Microsoft requests ChakraCore support in main Node.js repository
Only on Windows for now, but cross-platform is promised
Unlike Edge, ChakraCore runs on Windows 7 SP1 or above. It is currently Windows-only, though a cross-platform implementation is on the roadmap, with the initial goal being support for 64-bit Ubuntu for the interpreter and runtime only (no just-in-time compiler). Microsoft also plans to add full support for ECMAScript 2015, also known as ECMAScript 6.
Microsoft added support for Node.js with Chakra in May 2015, but this requires some Node.js customisation. If its pull request is accepted, developers will be able to use Node.js and ChakraCore on Windows without any adaptation.
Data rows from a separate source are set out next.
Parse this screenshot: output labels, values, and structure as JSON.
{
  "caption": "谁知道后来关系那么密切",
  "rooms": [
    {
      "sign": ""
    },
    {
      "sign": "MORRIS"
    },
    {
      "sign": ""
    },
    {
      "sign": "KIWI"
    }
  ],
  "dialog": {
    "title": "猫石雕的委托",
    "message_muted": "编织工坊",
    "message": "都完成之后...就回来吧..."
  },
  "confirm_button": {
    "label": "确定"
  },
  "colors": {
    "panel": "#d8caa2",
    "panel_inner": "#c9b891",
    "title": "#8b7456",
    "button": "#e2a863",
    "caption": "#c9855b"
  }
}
It will also put pressure on Node.js module developers to ensure that their modules are compatible with both engines. Currently, Microsoft says that "a small subset of modules are natively bound to V8 APIs and can run into compatibility issues."
Developers who write modules using an API called Native Abstractions for Node.js, which is designed to avoid compatibility issues with different versions of V8, should have no problem running on ChakraCore.
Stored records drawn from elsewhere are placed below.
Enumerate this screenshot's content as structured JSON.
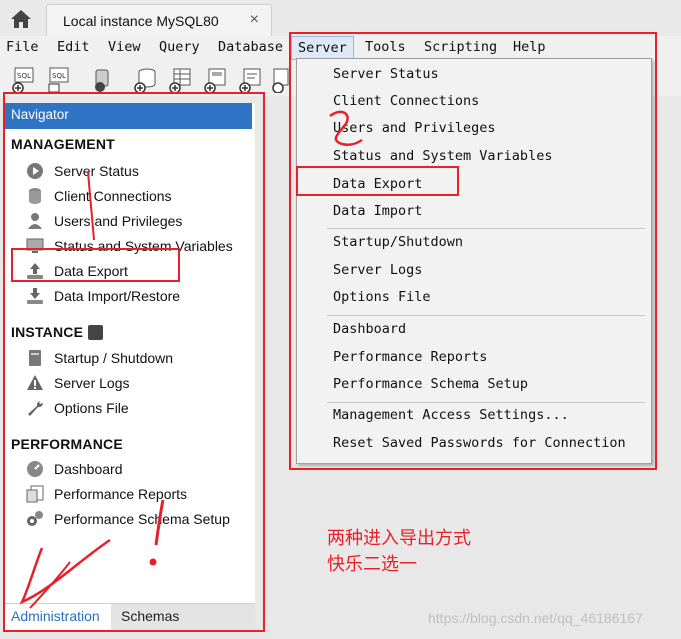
{
  "tab": {
    "title": "Local instance MySQL80",
    "close": "×"
  },
  "menubar": [
    "File",
    "Edit",
    "View",
    "Query",
    "Database",
    "Server",
    "Tools",
    "Scripting",
    "Help"
  ],
  "active_menu": "Server",
  "toolbar_icon_labels": {
    "sql1": "SQL",
    "sql2": "SQL"
  },
  "navigator": {
    "header": "Navigator",
    "management": {
      "title": "MANAGEMENT",
      "items": [
        "Server Status",
        "Client Connections",
        "Users and Privileges",
        "Status and System Variables",
        "Data Export",
        "Data Import/Restore"
      ]
    },
    "instance": {
      "title": "INSTANCE",
      "items": [
        "Startup / Shutdown",
        "Server Logs",
        "Options File"
      ]
    },
    "performance": {
      "title": "PERFORMANCE",
      "items": [
        "Dashboard",
        "Performance Reports",
        "Performance Schema Setup"
      ]
    },
    "bottom_tabs": [
      "Administration",
      "Schemas"
    ]
  },
  "server_menu": {
    "items": [
      "Server Status",
      "Client Connections",
      "Users and Privileges",
      "Status and System Variables",
      "Data Export",
      "Data Import",
      "Startup/Shutdown",
      "Server Logs",
      "Options File",
      "Dashboard",
      "Performance Reports",
      "Performance Schema Setup",
      "Management Access Settings...",
      "Reset Saved Passwords for Connection"
    ]
  },
  "annotation": {
    "line1": "两种进入导出方式",
    "line2": "快乐二选一",
    "color": "#e8202a"
  },
  "watermark": "https://blog.csdn.net/qq_46186167",
  "colors": {
    "navigator_header": "#2f73c4",
    "active_tab_text": "#2a6fbf",
    "annotation": "#e8202a"
  }
}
The pull request adds a layer of code which implements "the most essential V8 APIs" and translates them to run on ChakraCore.
Microsoft says that ChakraCore can improve Node.js performance. According to its own benchmarks, Node.js with ChakraCore is slightly faster than with V8, when running on Windows 10.
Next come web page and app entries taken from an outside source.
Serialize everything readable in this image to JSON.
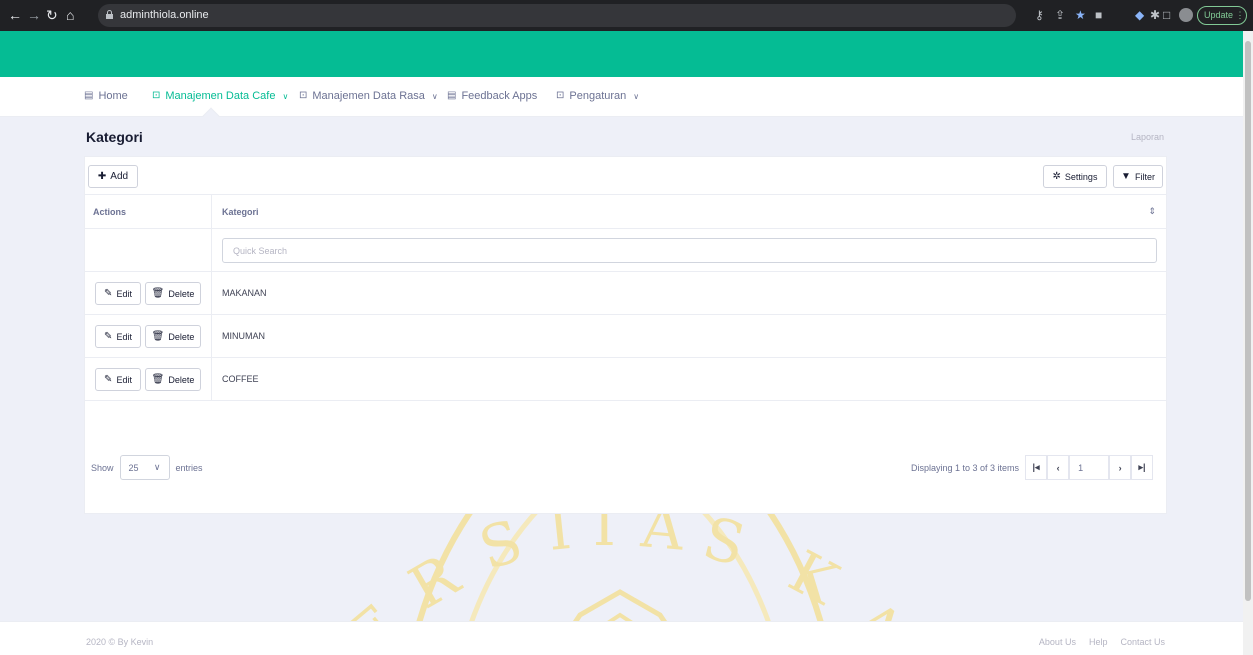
{
  "browser": {
    "url": "adminthiola.online",
    "update_label": "Update"
  },
  "menu": {
    "items": [
      {
        "label": "Home",
        "icon": "layout-icon"
      },
      {
        "label": "Manajemen Data Cafe",
        "icon": "box-icon",
        "active": true
      },
      {
        "label": "Manajemen Data Rasa",
        "icon": "box-icon"
      },
      {
        "label": "Feedback Apps",
        "icon": "layout-icon"
      },
      {
        "label": "Pengaturan",
        "icon": "box-icon"
      }
    ]
  },
  "page": {
    "title": "Kategori",
    "breadcrumb": "Laporan"
  },
  "toolbar": {
    "add_label": "Add",
    "settings_label": "Settings",
    "filter_label": "Filter"
  },
  "table": {
    "columns": [
      "Actions",
      "Kategori"
    ],
    "search_placeholder": "Quick Search",
    "edit_label": "Edit",
    "delete_label": "Delete",
    "rows": [
      {
        "kategori": "MAKANAN"
      },
      {
        "kategori": "MINUMAN"
      },
      {
        "kategori": "COFFEE"
      }
    ]
  },
  "pagination": {
    "show_label": "Show",
    "entries_value": "25",
    "entries_label": "entries",
    "info": "Displaying 1 to 3 of 3 items",
    "current_page": "1"
  },
  "footer": {
    "copyright": "2020 © By Kevin",
    "links": [
      "About Us",
      "Help",
      "Contact Us"
    ]
  },
  "watermark": {
    "text": "ERSITAS KA"
  },
  "colors": {
    "brand": "#05bc94",
    "watermark": "#f2e2a6"
  }
}
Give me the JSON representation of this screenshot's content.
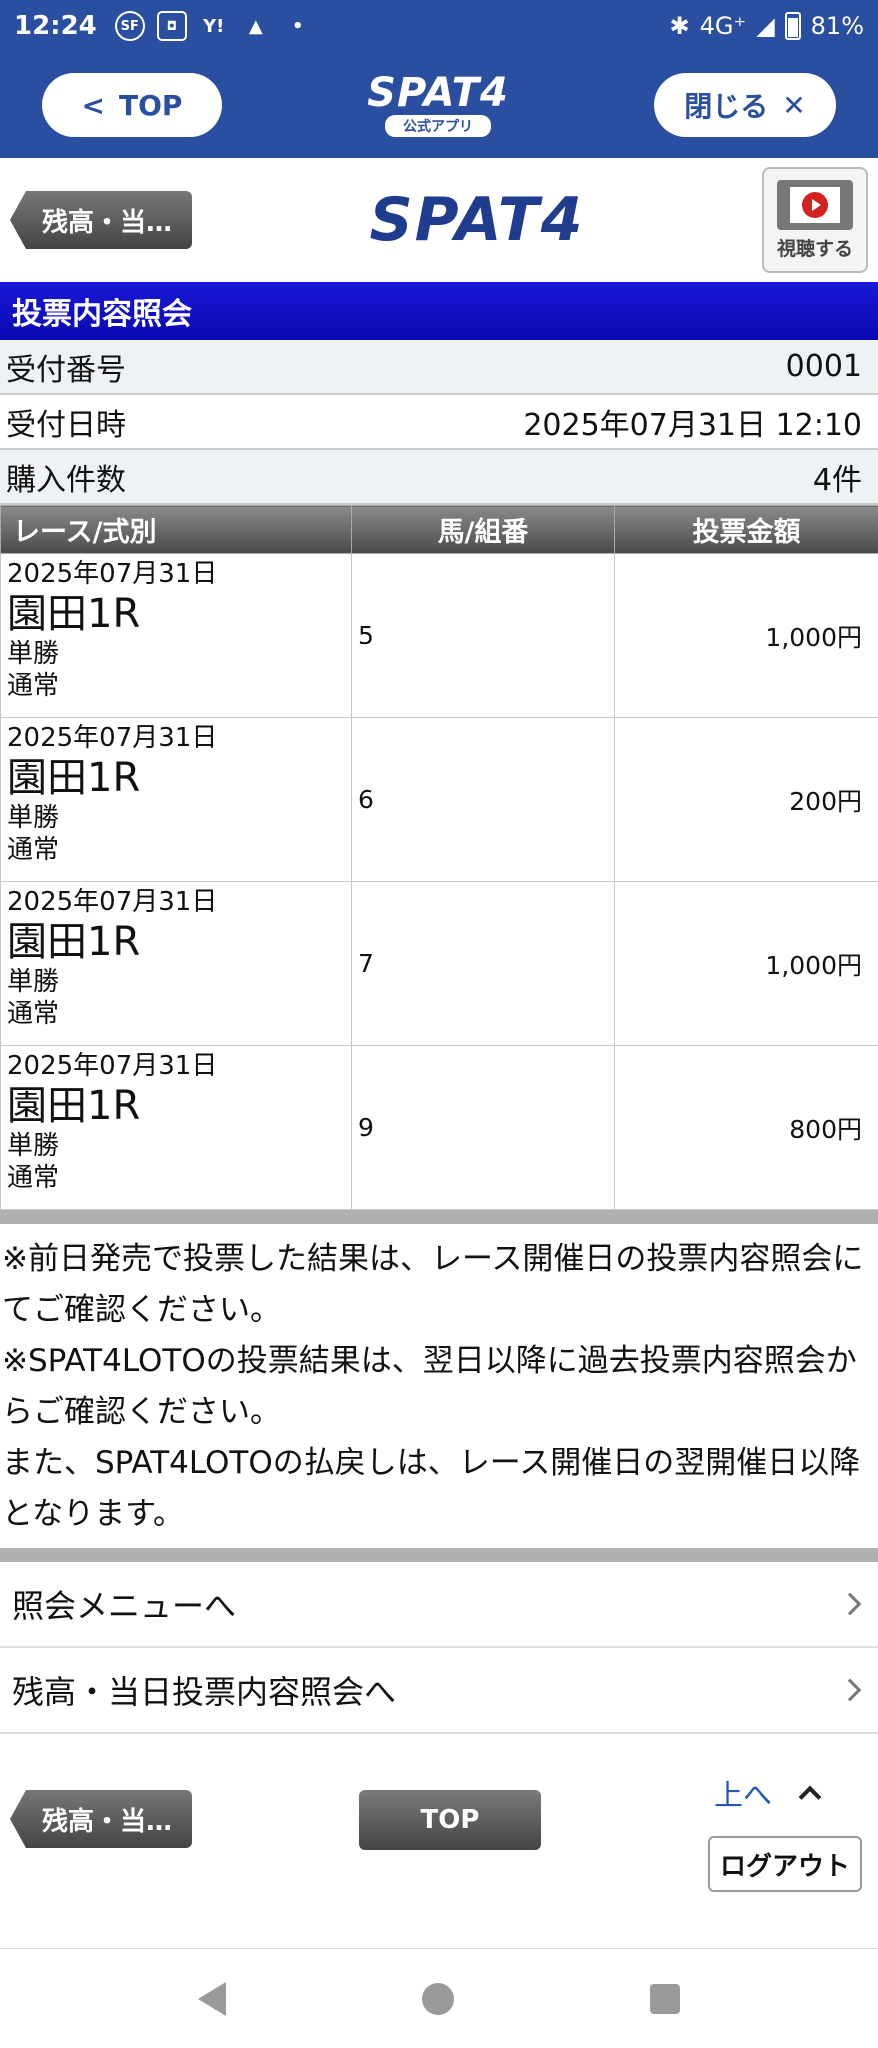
{
  "status_bar": {
    "time": "12:24",
    "network": "4G⁺",
    "battery": "81%"
  },
  "app_header": {
    "top_label": "TOP",
    "logo": "SPAT4",
    "logo_sub": "公式アプリ",
    "close_label": "閉じる"
  },
  "content_header": {
    "back_label": "残高・当…",
    "logo": "SPAT4",
    "watch_label": "視聴する"
  },
  "section_title": "投票内容照会",
  "info": [
    {
      "label": "受付番号",
      "value": "0001"
    },
    {
      "label": "受付日時",
      "value": "2025年07月31日 12:10"
    },
    {
      "label": "購入件数",
      "value": "4件"
    }
  ],
  "table": {
    "headers": [
      "レース/式別",
      "馬/組番",
      "投票金額"
    ],
    "rows": [
      {
        "date": "2025年07月31日",
        "race": "園田1R",
        "type": "単勝",
        "mode": "通常",
        "number": "5",
        "amount": "1,000円"
      },
      {
        "date": "2025年07月31日",
        "race": "園田1R",
        "type": "単勝",
        "mode": "通常",
        "number": "6",
        "amount": "200円"
      },
      {
        "date": "2025年07月31日",
        "race": "園田1R",
        "type": "単勝",
        "mode": "通常",
        "number": "7",
        "amount": "1,000円"
      },
      {
        "date": "2025年07月31日",
        "race": "園田1R",
        "type": "単勝",
        "mode": "通常",
        "number": "9",
        "amount": "800円"
      }
    ]
  },
  "notes": [
    "※前日発売で投票した結果は、レース開催日の投票内容照会にてご確認ください。",
    "※SPAT4LOTOの投票結果は、翌日以降に過去投票内容照会からご確認ください。",
    "また、SPAT4LOTOの払戻しは、レース開催日の翌開催日以降となります。"
  ],
  "menu": [
    {
      "label": "照会メニューへ"
    },
    {
      "label": "残高・当日投票内容照会へ"
    }
  ],
  "footer": {
    "back_label": "残高・当…",
    "top_label": "TOP",
    "up_label": "上へ",
    "logout_label": "ログアウト"
  }
}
Why is Microsoft keen to inject its technology into Node.js? The answer is to do with the company's focus on lightweight versions of Windows, suitable either for IoT deployments using Windows 10 IoT Core, or for server applications, perhaps running on the forthcoming Nano Server edition, and/or in a container.
The pull request will be controversial. Although running on ChakraCore remains optional, it means that Node.js would take a dependency that in theory could impede development, for example if some feature were added to V8 that ChakraCore could not emulate, and therefore could not be used by Node.js.
If Microsoft's pull request is accepted, it will initially be in an experimental branch of Node.js. Progress to the stable branch would likely follow at a later date.